Professor Marston and the Wonder Women Movie Dies
I was looking forward to seeing Professor Marston and the Wonder Women, the movie that opened Friday about the guy who created Wonder Woman and his unusual family life. Then a few things happened.
The movie did not do at all well. According to Tom Flinn, it “crashed and burned, averaging just $600 per screen in 1,229 theaters.” That only adds up to about $737,000. Perhaps it should have had a more indie-movie-style rollout instead of going to over a thousand screens? The NY Times thought “Critical applause may help the film… to find a video-on-demand audience.”
Plus, Marston’s granddaughter Christie started speaking out against the movie. Apparently the film portrays the adult relationships as polyamorous, which is a matter of some debate. She tweeted, calling it “fiction”
— Christie Marston (@ChristieMarston) October 14, 2017
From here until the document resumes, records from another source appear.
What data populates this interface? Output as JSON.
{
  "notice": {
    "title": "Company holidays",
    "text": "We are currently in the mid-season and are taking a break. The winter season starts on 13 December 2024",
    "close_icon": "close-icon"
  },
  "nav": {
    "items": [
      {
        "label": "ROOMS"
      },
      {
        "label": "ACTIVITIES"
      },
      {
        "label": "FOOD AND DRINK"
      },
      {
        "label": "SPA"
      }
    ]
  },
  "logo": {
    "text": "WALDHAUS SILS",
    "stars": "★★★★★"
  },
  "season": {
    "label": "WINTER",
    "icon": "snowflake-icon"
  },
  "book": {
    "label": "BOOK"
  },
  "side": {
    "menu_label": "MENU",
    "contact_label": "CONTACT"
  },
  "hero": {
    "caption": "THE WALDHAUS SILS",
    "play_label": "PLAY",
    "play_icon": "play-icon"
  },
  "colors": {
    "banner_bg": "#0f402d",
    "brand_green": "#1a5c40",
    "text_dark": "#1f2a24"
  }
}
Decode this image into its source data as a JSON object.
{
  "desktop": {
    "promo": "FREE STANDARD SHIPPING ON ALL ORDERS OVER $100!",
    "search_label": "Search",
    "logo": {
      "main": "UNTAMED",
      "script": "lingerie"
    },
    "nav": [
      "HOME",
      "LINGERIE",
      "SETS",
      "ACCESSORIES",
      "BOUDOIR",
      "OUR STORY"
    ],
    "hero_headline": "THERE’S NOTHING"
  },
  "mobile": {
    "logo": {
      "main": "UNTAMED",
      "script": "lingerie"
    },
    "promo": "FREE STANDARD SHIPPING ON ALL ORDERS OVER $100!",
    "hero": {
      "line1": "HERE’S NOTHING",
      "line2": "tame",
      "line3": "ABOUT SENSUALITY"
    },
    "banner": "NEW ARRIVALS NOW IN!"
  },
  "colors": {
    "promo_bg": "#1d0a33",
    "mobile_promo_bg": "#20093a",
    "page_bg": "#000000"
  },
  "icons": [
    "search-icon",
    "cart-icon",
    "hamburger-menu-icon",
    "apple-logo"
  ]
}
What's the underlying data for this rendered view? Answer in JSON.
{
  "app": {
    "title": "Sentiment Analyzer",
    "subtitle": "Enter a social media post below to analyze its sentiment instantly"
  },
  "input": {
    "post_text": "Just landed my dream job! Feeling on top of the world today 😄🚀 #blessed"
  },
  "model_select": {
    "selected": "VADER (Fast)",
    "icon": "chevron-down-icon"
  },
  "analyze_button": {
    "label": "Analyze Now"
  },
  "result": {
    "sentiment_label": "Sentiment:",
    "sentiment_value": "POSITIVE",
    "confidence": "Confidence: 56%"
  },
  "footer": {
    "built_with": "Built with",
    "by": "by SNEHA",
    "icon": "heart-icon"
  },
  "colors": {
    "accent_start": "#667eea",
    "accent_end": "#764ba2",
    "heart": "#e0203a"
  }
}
and gave an interview that goes into more detail about how the film’s writer/director, Angela Robinson, didn’t contact the family.
So it seems that if you want to see this film, you should do it soon.
For another point of view, here’s one from a critic I respect:
Ignore the terrible headline.
It comes across as lukewarm, but overall it is positive. Here’s a representative comment:
“So as you watch this movie about this extraordinary menage from Lepore’s book, you’ll find it smart, witty, sexy, and kinky but also preachy and self-righteous before it finally settles into being sentimental and moving at the end.”
I’m late to the party, I know, but I do hope you ended up taking the time to watch the movie, Johanna. I’m not in the position to say whether the protagonists’ relationship “in real life” was a triad, two separate male-female pairings, or something else.
I’ll just say that- no disrespect intended towards Christie Marston- the only people who knew the truth about the family’s dynamic are long dead. While we should certainly view the events portrayed in the movie with a huge grain of salt, I’d consider the grandchild to be an observer with an agenda too, not an impartial arbiter of her grandparents decades after their passing.
In any event, I thought the movie was well worth a couple hours of my time, whether or not the comic book burning happened before or after Marston’s death, or whether the two female characters were “sisters,” “lovers,” or “sister-lovers.” If you didn’t see it in the theater, I hope you will when it eventually makes it to some streaming service
Thanks for your multiple articles on the movie. I’m glad I came here and read them.
Unfortunately, I didn’t have a chance to get out to it, and it’s no longer playing, but it’s definitely a movie I want to catch on video. Glad to hear you enjoyed it, and you make a valid point about everyone having different motivations.